The peninsula of Nova Pošta is the northernmost part of the island of Vis. Due to location, this place was strategically important after World War II, when Yugoslavian navy stationed on the island. On the one side of the peninsula there were caved underground tunnels with a few open embrasures, from where nowadays people can admire sunsets. On the other side, in turn, in the calm Parja Bay, the service tunnel for boats (called also a shelter for submarines) was situated, which today is a perfect place for surface breaks between the dives held nearby.

 

As long as the emerged part of the peninsula has been strongly transformed by man, the part which is currently underwater was similarly changed by the sea, which was hollowing corridors through years. The Vis island is mainly built of limestones and dolomites, which are prone to karst processes. Tens of thousands years ago, when the sea level of the Mediterranean Sea was much lower, karst processes took place in many places in Dalmatia. Then – when the sea level rose and the Dalmatian coast was formed – caves and tunnels were flooded, and the sea, through its activities, contributed to their enlargement, scouring the sediments.

 

Diving at Nova Pošta starts in a quiet bay, where the boat is anchored.
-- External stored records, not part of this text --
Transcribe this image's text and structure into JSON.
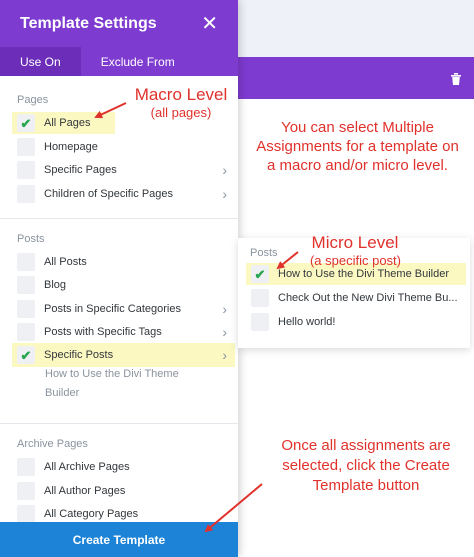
{
  "modal": {
    "title": "Template Settings",
    "close_icon": "close-icon",
    "tabs": [
      {
        "label": "Use On",
        "active": true
      },
      {
        "label": "Exclude From",
        "active": false
      }
    ]
  },
  "pages_section": {
    "label": "Pages",
    "items": [
      {
        "label": "All Pages",
        "checked": true
      },
      {
        "label": "Homepage",
        "checked": false
      },
      {
        "label": "Specific Pages",
        "checked": false,
        "has_submenu": true
      },
      {
        "label": "Children of Specific Pages",
        "checked": false,
        "has_submenu": true
      }
    ]
  },
  "posts_section": {
    "label": "Posts",
    "items": [
      {
        "label": "All Posts",
        "checked": false
      },
      {
        "label": "Blog",
        "checked": false
      },
      {
        "label": "Posts in Specific Categories",
        "checked": false,
        "has_submenu": true
      },
      {
        "label": "Posts with Specific Tags",
        "checked": false,
        "has_submenu": true
      },
      {
        "label": "Specific Posts",
        "checked": true,
        "has_submenu": true
      }
    ],
    "selected_sub": "How to Use the Divi Theme Builder"
  },
  "archive_section": {
    "label": "Archive Pages",
    "items": [
      {
        "label": "All Archive Pages",
        "checked": false
      },
      {
        "label": "All Author Pages",
        "checked": false
      },
      {
        "label": "All Category Pages",
        "checked": false
      }
    ]
  },
  "create_button": "Create Template",
  "posts_panel": {
    "label": "Posts",
    "items": [
      {
        "label": "How to Use the Divi Theme Builder",
        "checked": true
      },
      {
        "label": "Check Out the New Divi Theme Bu...",
        "checked": false
      },
      {
        "label": "Hello world!",
        "checked": false
      }
    ]
  },
  "annotations": {
    "macro_title": "Macro Level",
    "macro_sub": "(all pages)",
    "multiple": "You can select  Multiple Assignments for a template on a macro and/or micro level.",
    "micro_title": "Micro Level",
    "micro_sub": "(a specific post)",
    "create_note": "Once all assignments are selected, click the Create Template button"
  },
  "colors": {
    "purple": "#7e3bd0",
    "blue": "#1c83d7",
    "check_green": "#27a64f",
    "annotation_red": "#e0312b",
    "highlight": "#fbf8c2"
  }
}
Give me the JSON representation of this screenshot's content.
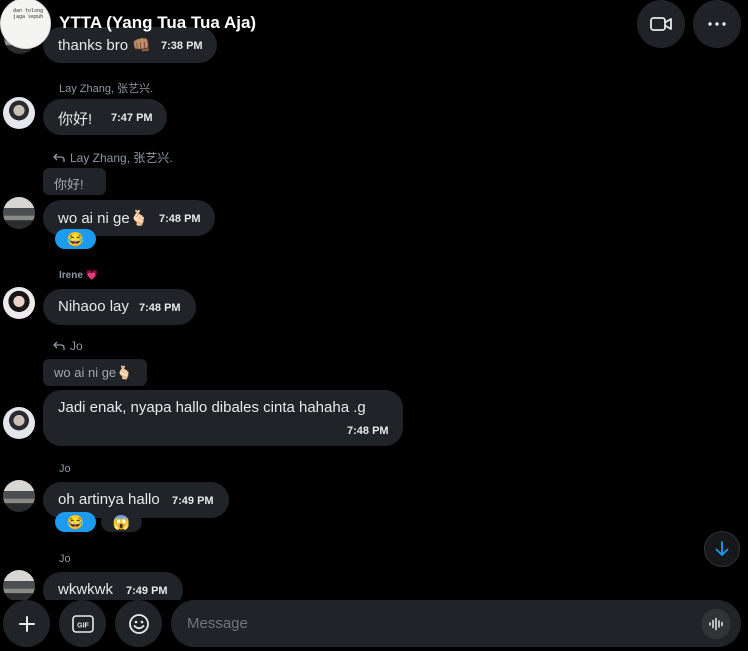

Divers in the very beginning pass a small canyon at the depth of 2-3 m to reach the first tunnel, which entrance is just below the sea surface and the exit is at the depth of 6 m. Then they are in a characteristic pool, on three sides surrounded by rocks reaching at least the surface of water. In this place octopuses and other molluscs, nudibranches, are commonly met. There are also very rare snails with shells – tritons. From the pool the divers can swim out under an impressive rock formation resembling an arch, and – swimming over stepwise descending bottom – reach a cave located at the depth of 40 m. The entrance to the cave makes a huge impression – the overhanging rock is covered with yellow sponges, which at this depth (due to disappearance of warm colours) seem almost fluorescent. After leaving the cave, the divers can admire the Peter’s Fish, spiny lobsters, squat lobsters and various sea anemones, and then go to the next tunnel, resembling a chimney, with the entrance at the depth of 30 m and exit at 17 m, from where they keep on swimming along the wide canyon going back to the pool, from which they can come back to the boat passing the same tunnel they did in the beginning of the dive or swim around a little peninsula.